It looks like Vice President Gore will get to retire and take up whale watching or tree planting full time at the end of this term. With his popularity figures dropping like a stone, and a Justice Department investigation of his fund-raising activities just beginning, nothing short of a sudden early accession to the seat he covets so much could gain him the Democratic presidential nomination in 2000.
Unfortunately for Gore, President Clinton is not only in excellent health, he seems to be sliding through the current mess unscathed, even though he is clearly guilty of almost the exact same illegal and questionable money-grubbing activities that are dragging the vice president down.
While Gore's approval rating has plunged from 59 percent to 38 percent and his negative rating jumped from 25 percent to 33 percent, Clinton's positive numbers have held steady at an amazingly high 62 percent. He's already back on the fund-raising trail, unashamedly raking in another $900,000 at several events even as Attorney General Janet Reno announced an official investigation into his earlier conduct. Meanwhile, Gore has been forced to hire two private lawyers to defend himself from nearly identical charges.
Both Gore and Clinton are insisting that they have broken no law and have done nothing wrong, even though it is already apparent that they did. There is no question both made fund-raising calls from the White House, which is banned by federal law. There's no mystery about why the president is skating and Gore is crashing. After six or so years of scandal and near-scandal, voters know all about Clinton's failings and have already discounted them. They simply like the man. They also know that even if this new probe nails him cold on the fund-raising stuff, and the much-delayed Paula Jones trial blows up in his face, he still won't be impeached, but will serve out the rest of his second term.
Gore, on the other hand, is suffering that extra measure of punishment the public hands out to all those who claim special virtue, then fall from grace. Like many a politician before him, he has discovered that the drawback to campaigning on a platform of honesty and integrity is that you actually have to be honest and act with integrity. His horribly inept handling of the issue when it first came up just made the problem worse. It seems the former senator from Tennessee suffers from the typical Washingtonian belief that whatever he knows his real guilt to be, a little expert spin control can solve any problem.
Of course, the investigations of both president and vice president have yet to begin. But they are in fact little more than the capitol's usual shadow play. There is no doubt that the solicitations took place, only quibbles about whether the money raised was "hard" or "soft" -- a point not covered in the law and therefore good for an argument. And if there was anyone anywhere who wondered why the rich and their corporations were giving so much so freely, Roger Tamraz resolved it last week. The multimillionaire businessman told a Senate hearing that of course the $300,000 he donated was intended to get him in to lobby the president for his pet project, a Caspian oil pipeline. "It's the only reason (people give that kind of money) -- to gain access," he said bluntly.
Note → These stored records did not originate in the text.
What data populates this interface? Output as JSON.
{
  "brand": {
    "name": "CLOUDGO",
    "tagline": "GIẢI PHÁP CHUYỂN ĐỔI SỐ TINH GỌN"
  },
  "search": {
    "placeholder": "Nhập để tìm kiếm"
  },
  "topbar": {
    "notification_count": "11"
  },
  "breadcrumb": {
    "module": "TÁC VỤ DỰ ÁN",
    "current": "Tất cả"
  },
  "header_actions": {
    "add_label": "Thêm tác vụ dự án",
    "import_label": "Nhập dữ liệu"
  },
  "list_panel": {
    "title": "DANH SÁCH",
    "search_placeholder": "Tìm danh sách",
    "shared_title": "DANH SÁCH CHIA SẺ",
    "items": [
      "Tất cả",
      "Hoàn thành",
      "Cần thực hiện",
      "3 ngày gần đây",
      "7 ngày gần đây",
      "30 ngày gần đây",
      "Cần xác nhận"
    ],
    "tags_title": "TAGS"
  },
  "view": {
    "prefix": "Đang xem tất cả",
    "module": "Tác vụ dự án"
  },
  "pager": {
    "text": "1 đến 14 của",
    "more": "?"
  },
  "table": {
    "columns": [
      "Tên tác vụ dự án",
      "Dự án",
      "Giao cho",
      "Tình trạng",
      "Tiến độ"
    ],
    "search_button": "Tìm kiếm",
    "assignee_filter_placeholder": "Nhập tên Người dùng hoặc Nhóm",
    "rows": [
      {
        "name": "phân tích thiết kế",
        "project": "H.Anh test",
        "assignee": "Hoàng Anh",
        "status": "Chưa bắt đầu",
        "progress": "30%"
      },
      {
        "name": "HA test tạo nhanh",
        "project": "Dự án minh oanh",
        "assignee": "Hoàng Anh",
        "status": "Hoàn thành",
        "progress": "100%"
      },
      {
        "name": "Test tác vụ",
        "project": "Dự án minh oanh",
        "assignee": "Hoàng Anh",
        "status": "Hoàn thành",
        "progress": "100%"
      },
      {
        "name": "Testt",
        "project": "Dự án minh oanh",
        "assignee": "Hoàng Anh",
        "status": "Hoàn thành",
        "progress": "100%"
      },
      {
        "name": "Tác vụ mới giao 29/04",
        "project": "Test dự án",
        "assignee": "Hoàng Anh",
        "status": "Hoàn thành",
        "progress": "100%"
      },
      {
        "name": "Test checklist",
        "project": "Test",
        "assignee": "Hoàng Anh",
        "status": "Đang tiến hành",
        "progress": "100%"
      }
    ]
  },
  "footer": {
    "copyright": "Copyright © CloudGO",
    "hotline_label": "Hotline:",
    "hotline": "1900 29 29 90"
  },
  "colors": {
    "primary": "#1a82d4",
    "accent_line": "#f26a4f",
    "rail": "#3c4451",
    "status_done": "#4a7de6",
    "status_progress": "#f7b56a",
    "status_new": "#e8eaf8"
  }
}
Gore could have benefited from a similar attack of honesty weeks ago. Instead of lurching from one unbelievable denial to the next, had he fully and publicly admitted his "mistakes," promised not to do it again and asked for forgiveness, he probably would have gotten it, and would still be the front-runner for the presidential nomination, if not the election of 2000. But then if he were capable of doing that he'd probably never have gotten to Washington in the first place.